— INPUT MATERIAL —
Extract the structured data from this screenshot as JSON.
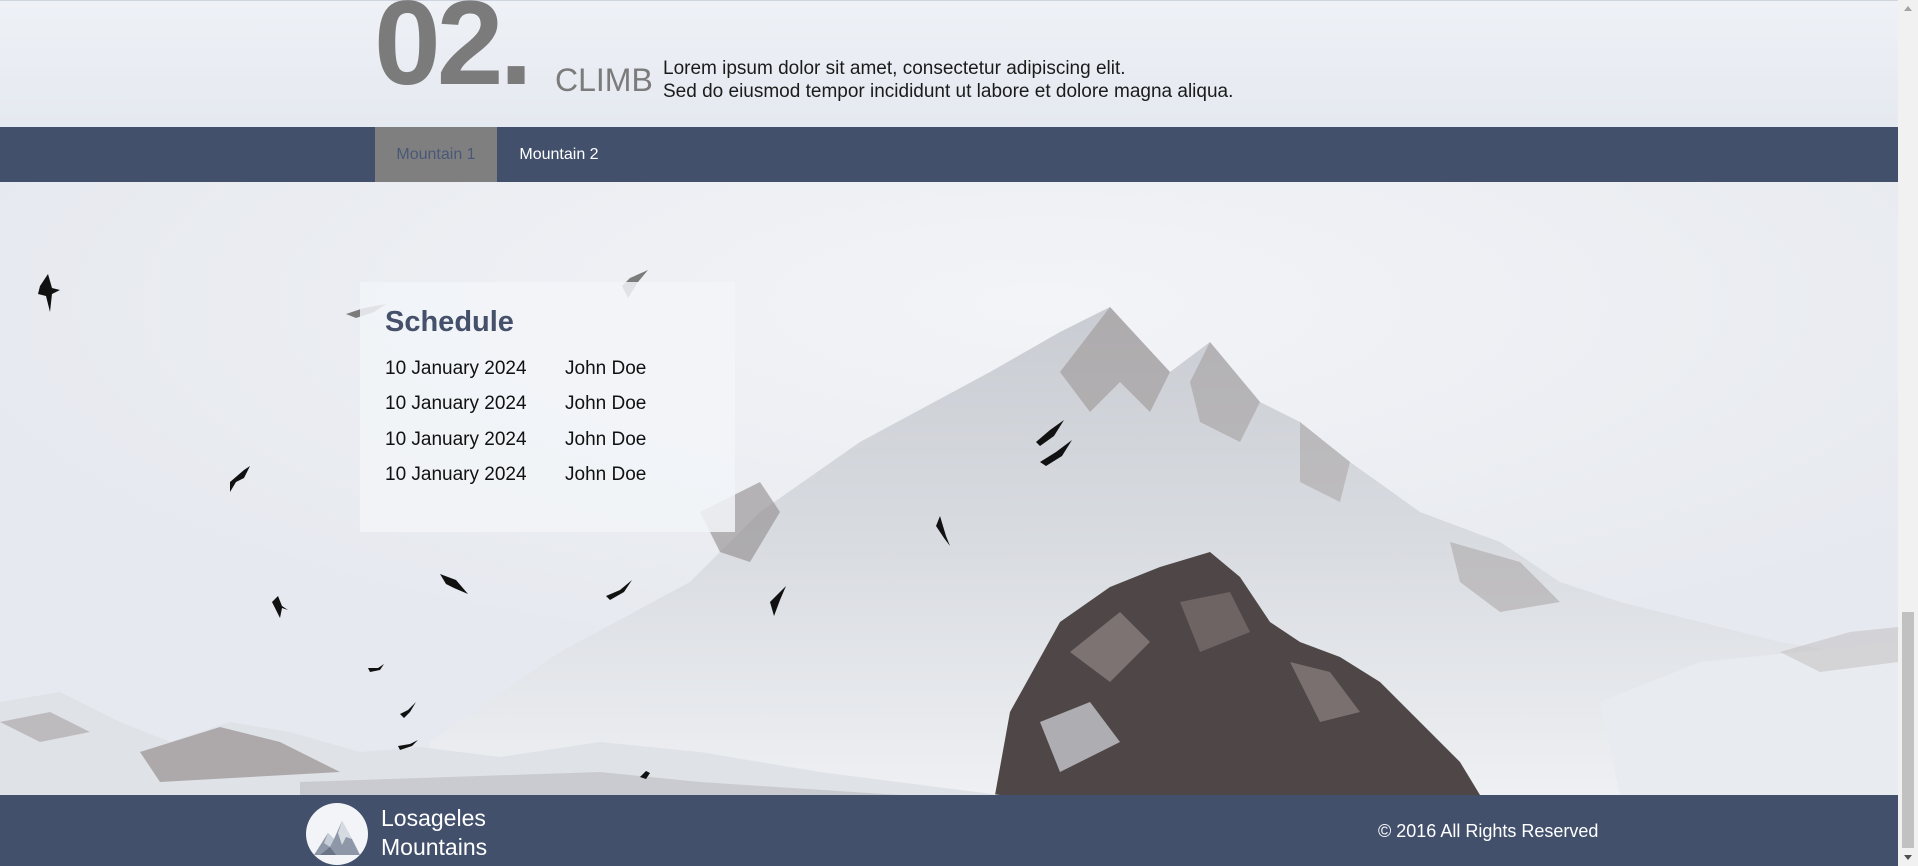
{
  "header": {
    "number": "02.",
    "label": "CLIMB",
    "text_line1": "Lorem ipsum dolor sit amet, consectetur adipiscing elit.",
    "text_line2": "Sed do eiusmod tempor incididunt ut labore et dolore magna aliqua."
  },
  "nav": {
    "tabs": [
      {
        "label": "Mountain 1"
      },
      {
        "label": "Mountain 2"
      }
    ]
  },
  "schedule": {
    "title": "Schedule",
    "rows": [
      {
        "date": "10 January 2024",
        "name": "John Doe"
      },
      {
        "date": "10 January 2024",
        "name": "John Doe"
      },
      {
        "date": "10 January 2024",
        "name": "John Doe"
      },
      {
        "date": "10 January 2024",
        "name": "John Doe"
      }
    ]
  },
  "footer": {
    "brand_line1": "Losageles",
    "brand_line2": "Mountains",
    "copyright": "© 2016 All Rights Reserved"
  },
  "colors": {
    "nav_bg": "#42506c",
    "active_tab_bg": "#7f7f7f",
    "heading_gray": "#7b7b7b",
    "schedule_title": "#45506a"
  },
  "icons": {
    "logo": "mountain-logo-icon",
    "scroll_up": "triangle-up-icon",
    "scroll_down": "triangle-down-icon"
  }
}
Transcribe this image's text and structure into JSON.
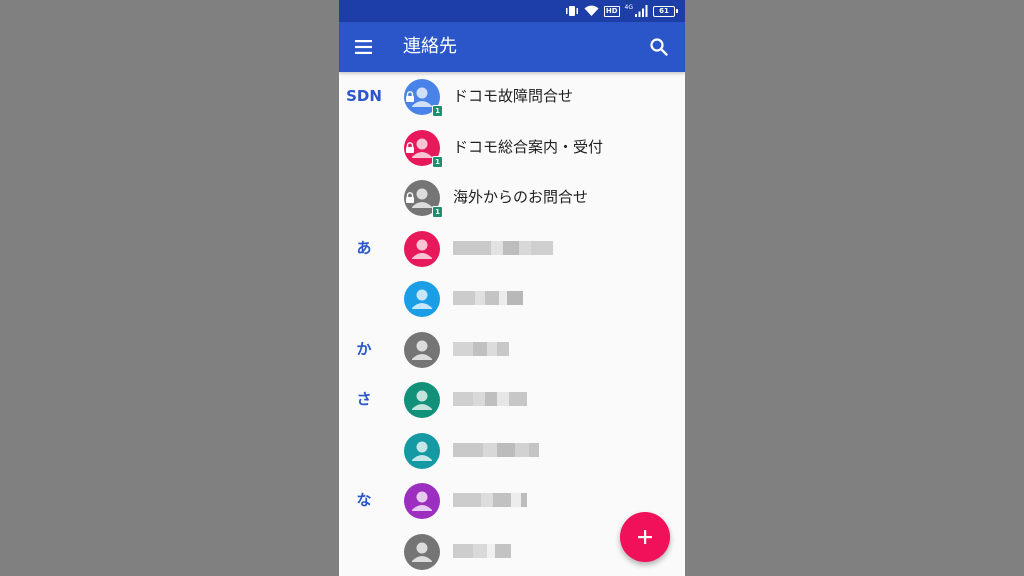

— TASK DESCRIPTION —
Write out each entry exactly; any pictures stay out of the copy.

— ANSWER FOR THIS EXERCISE —
Extract the structured data from this screenshot as JSON.
{
  "header": {
    "number": "02.",
    "label": "CLIMB",
    "text_line1": "Lorem ipsum dolor sit amet, consectetur adipiscing elit.",
    "text_line2": "Sed do eiusmod tempor incididunt ut labore et dolore magna aliqua."
  },
  "nav": {
    "tabs": [
      {
        "label": "Mountain 1"
      },
      {
        "label": "Mountain 2"
      }
    ]
  },
  "schedule": {
    "title": "Schedule",
    "rows": [
      {
        "date": "10 January 2024",
        "name": "John Doe"
      },
      {
        "date": "10 January 2024",
        "name": "John Doe"
      },
      {
        "date": "10 January 2024",
        "name": "John Doe"
      },
      {
        "date": "10 January 2024",
        "name": "John Doe"
      }
    ]
  },
  "footer": {
    "brand_line1": "Losageles",
    "brand_line2": "Mountains",
    "copyright": "© 2016 All Rights Reserved"
  },
  "colors": {
    "nav_bg": "#42506c",
    "active_tab_bg": "#7f7f7f",
    "heading_gray": "#7b7b7b",
    "schedule_title": "#45506a"
  },
  "icons": {
    "logo": "mountain-logo-icon",
    "scroll_up": "triangle-up-icon",
    "scroll_down": "triangle-down-icon"
  }
}
Transcribe this image's text and structure into JSON.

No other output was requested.